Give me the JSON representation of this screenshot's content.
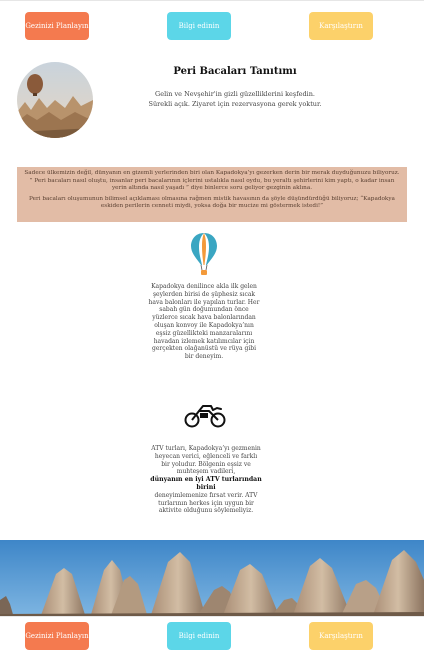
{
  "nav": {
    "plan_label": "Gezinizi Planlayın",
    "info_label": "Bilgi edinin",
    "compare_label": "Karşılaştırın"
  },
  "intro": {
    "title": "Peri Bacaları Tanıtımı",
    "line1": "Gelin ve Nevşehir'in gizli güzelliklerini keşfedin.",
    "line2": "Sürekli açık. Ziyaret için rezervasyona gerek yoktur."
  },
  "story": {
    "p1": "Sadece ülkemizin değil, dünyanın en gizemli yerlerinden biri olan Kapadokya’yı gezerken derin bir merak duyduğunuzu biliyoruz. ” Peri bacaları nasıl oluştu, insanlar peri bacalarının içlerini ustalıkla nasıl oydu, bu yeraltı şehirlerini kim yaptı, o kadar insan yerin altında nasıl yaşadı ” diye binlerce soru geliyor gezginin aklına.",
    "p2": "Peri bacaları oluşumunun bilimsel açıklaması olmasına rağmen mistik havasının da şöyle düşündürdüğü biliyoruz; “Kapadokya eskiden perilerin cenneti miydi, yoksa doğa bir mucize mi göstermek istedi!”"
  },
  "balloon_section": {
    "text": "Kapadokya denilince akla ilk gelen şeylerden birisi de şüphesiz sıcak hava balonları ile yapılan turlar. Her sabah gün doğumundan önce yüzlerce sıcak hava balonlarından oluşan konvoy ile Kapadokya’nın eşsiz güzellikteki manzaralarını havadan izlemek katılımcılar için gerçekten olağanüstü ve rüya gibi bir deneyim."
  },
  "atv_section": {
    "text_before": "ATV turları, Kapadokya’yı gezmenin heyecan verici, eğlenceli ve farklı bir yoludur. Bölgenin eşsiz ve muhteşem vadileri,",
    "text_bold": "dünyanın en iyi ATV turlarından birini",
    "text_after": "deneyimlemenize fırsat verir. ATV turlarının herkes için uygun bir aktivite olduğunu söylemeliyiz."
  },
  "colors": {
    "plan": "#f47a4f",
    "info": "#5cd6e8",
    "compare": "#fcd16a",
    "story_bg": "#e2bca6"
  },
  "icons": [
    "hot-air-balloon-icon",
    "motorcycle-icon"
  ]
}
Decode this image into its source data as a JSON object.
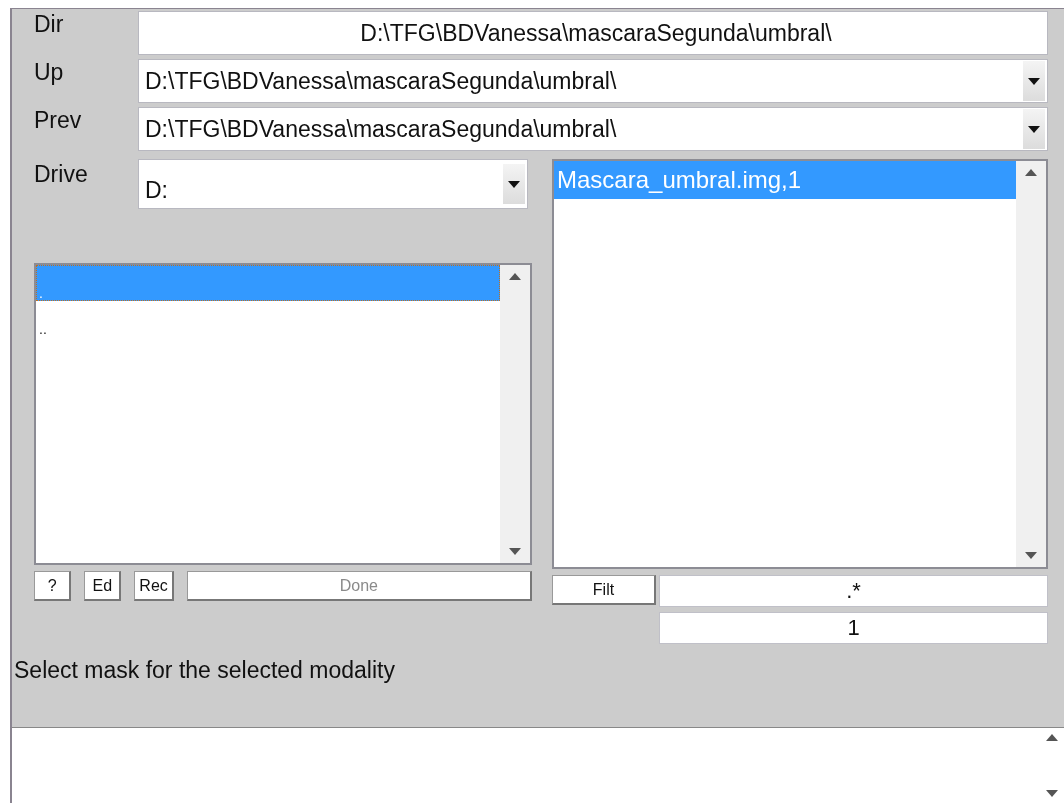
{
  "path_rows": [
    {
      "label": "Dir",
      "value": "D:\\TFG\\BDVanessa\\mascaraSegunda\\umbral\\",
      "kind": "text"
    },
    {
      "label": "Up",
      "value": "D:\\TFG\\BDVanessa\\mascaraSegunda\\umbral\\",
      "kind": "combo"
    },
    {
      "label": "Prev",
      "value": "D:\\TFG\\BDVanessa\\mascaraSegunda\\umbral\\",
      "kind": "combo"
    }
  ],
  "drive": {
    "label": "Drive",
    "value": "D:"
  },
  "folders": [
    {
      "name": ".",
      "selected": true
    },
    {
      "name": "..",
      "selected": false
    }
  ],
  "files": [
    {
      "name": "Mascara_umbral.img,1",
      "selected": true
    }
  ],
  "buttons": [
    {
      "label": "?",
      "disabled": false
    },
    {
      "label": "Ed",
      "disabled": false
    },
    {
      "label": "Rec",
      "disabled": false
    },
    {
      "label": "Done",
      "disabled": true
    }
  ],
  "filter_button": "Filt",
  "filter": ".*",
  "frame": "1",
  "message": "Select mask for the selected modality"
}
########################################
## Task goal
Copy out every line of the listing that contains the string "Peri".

## Your response
    "title": "Peri Bacaları Tanıtımı",
    "p1": "Sadece ülkemizin değil, dünyanın en gizemli yerlerinden biri olan Kapadokya’yı gezerken derin bir merak duyduğunuzu biliyoruz. ” Peri bacaları nasıl oluştu, insanlar peri bacalarının içlerini ustalıkla nasıl oydu, bu yeraltı şehirlerini kim yaptı, o kadar insan yerin altında nasıl yaşadı ” diye binlerce soru geliyor gezginin aklına.",
    "p2": "Peri bacaları oluşumunun bilimsel açıklaması olmasına rağmen mistik havasının da şöyle düşündürdüğü biliyoruz; “Kapadokya eskiden perilerin cenneti miydi, yoksa doğa bir mucize mi göstermek istedi!”"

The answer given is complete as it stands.